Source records
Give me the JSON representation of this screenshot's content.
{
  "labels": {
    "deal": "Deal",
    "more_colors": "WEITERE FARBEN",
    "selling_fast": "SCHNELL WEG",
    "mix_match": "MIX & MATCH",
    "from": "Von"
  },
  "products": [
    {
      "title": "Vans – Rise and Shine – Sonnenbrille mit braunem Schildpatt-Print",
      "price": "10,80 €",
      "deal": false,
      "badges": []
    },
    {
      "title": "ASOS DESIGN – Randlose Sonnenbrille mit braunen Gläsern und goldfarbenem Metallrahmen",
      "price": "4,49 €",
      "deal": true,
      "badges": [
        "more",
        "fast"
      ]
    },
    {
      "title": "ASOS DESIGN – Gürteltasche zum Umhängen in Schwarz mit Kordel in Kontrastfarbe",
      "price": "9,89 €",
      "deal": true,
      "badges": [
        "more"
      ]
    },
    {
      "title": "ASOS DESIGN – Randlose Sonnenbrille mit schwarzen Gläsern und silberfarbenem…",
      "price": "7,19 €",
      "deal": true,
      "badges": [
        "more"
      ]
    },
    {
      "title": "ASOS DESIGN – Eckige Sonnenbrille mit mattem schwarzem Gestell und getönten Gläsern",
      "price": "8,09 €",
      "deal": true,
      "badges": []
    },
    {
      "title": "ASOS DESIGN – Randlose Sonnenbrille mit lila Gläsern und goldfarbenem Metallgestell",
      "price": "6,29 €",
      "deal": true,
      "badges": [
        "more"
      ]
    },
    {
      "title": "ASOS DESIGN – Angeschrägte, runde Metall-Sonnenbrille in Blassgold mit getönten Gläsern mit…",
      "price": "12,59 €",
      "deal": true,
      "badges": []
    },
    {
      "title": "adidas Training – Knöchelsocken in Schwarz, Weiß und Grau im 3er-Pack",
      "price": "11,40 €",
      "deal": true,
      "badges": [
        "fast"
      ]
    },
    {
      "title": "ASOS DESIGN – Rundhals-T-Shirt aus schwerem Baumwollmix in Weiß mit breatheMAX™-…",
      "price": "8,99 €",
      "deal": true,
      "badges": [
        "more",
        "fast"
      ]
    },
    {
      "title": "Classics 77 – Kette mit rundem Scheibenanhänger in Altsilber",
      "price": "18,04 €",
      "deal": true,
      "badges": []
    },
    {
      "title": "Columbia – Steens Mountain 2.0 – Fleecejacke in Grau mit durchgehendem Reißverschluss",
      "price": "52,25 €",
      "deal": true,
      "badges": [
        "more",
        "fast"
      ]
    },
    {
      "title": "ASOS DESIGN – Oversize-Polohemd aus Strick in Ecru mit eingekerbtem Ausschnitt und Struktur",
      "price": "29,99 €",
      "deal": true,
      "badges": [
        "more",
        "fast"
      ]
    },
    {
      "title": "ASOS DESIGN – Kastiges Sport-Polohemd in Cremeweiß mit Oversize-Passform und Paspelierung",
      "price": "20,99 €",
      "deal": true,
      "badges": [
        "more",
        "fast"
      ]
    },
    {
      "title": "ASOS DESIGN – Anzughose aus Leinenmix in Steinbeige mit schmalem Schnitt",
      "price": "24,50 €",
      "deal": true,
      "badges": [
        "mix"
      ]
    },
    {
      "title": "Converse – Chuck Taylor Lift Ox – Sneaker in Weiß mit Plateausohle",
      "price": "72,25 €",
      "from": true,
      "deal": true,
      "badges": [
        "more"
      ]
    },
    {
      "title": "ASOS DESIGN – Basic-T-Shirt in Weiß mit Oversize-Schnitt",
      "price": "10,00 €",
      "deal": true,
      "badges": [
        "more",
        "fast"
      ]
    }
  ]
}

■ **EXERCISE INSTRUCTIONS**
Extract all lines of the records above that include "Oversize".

■ **COMPLETED TASK**
      "title": "ASOS DESIGN – Oversize-Polohemd aus Strick in Ecru mit eingekerbtem Ausschnitt und Struktur",
      "title": "ASOS DESIGN – Kastiges Sport-Polohemd in Cremeweiß mit Oversize-Passform und Paspelierung",
      "title": "ASOS DESIGN – Basic-T-Shirt in Weiß mit Oversize-Schnitt",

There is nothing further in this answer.